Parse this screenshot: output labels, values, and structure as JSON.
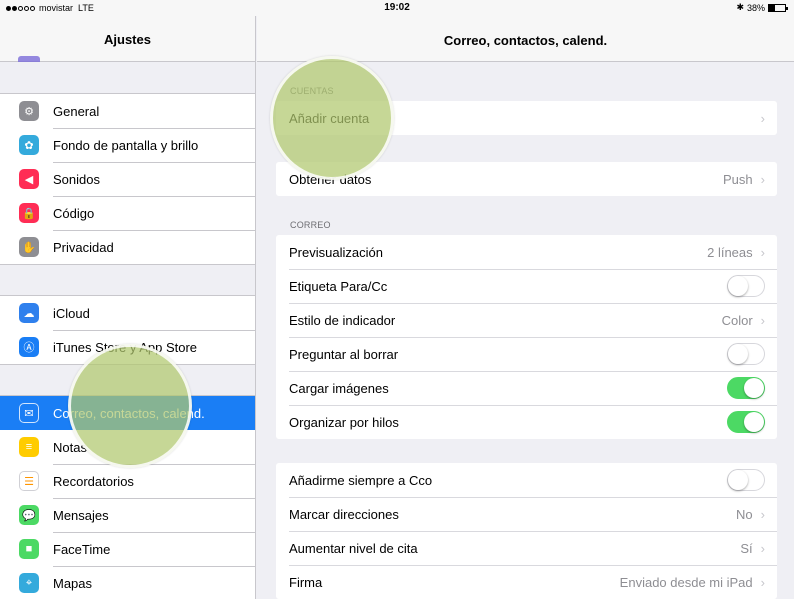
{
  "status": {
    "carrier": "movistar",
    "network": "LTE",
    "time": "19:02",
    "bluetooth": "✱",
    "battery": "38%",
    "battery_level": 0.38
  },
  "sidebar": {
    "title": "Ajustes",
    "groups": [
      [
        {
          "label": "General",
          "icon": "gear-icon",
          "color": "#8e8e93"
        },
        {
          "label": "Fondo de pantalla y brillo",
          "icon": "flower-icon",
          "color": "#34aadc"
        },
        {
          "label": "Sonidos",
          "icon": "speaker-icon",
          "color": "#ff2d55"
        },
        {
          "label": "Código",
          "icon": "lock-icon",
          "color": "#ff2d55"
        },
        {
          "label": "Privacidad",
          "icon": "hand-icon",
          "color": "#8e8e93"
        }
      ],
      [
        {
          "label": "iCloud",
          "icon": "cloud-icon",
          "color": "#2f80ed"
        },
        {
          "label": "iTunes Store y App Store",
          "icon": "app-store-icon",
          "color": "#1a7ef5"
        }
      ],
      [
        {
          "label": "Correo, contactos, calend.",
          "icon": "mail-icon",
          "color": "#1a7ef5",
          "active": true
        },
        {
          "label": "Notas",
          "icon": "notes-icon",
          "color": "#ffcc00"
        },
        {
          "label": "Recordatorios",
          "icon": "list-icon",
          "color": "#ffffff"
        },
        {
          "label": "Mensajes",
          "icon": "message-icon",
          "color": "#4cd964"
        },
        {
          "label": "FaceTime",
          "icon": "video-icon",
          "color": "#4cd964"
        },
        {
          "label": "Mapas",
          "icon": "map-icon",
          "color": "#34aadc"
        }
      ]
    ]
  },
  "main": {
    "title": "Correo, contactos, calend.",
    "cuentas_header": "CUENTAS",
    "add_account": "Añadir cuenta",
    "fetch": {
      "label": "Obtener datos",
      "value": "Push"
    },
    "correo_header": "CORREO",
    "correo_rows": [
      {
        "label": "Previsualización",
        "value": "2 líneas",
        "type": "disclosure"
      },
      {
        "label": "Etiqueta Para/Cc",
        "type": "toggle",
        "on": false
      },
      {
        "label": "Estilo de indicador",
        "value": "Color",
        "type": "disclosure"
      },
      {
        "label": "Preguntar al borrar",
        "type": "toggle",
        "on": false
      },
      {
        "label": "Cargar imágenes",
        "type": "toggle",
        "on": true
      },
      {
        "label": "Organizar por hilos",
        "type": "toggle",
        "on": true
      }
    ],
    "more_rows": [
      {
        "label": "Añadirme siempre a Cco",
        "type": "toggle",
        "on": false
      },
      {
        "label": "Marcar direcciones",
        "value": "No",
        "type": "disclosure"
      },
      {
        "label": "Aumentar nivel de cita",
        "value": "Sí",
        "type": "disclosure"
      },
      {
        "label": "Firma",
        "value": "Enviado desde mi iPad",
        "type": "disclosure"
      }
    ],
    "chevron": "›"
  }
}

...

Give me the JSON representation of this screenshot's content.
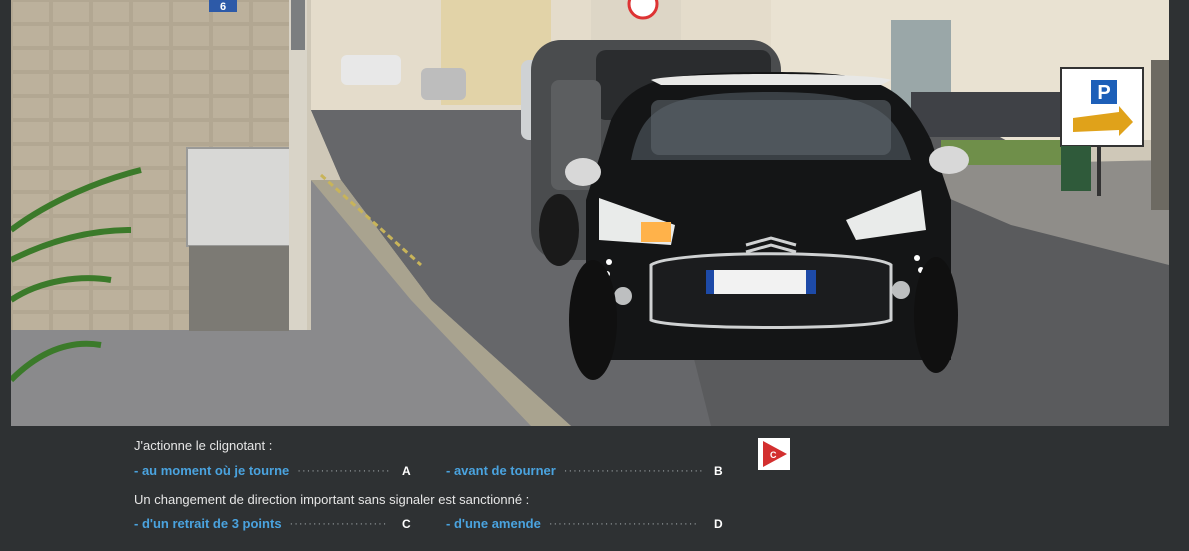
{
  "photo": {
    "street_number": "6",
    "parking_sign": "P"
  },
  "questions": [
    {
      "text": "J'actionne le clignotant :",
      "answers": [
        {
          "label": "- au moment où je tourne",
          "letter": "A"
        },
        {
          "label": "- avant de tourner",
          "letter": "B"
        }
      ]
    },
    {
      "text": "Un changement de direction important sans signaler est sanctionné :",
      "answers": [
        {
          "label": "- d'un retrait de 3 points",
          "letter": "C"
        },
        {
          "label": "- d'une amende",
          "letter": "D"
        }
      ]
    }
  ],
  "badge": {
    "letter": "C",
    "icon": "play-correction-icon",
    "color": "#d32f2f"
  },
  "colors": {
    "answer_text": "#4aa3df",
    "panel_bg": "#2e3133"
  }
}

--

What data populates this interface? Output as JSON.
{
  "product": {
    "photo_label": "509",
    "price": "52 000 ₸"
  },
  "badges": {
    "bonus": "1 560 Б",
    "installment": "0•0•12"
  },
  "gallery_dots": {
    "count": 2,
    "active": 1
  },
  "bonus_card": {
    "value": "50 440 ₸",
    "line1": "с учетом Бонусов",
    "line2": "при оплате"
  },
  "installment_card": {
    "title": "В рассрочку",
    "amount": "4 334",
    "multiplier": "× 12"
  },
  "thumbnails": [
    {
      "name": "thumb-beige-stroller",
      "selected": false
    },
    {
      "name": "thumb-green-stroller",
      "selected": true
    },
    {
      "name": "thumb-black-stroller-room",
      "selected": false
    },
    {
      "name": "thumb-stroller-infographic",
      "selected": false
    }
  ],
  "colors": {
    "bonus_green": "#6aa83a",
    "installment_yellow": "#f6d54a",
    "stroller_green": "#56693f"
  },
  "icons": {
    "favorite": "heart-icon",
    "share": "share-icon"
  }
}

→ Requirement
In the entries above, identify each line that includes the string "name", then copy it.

→ Written answer
      "name": "thumb-beige-stroller",
      "name": "thumb-green-stroller",
      "name": "thumb-black-stroller-room",
      "name": "thumb-stroller-infographic",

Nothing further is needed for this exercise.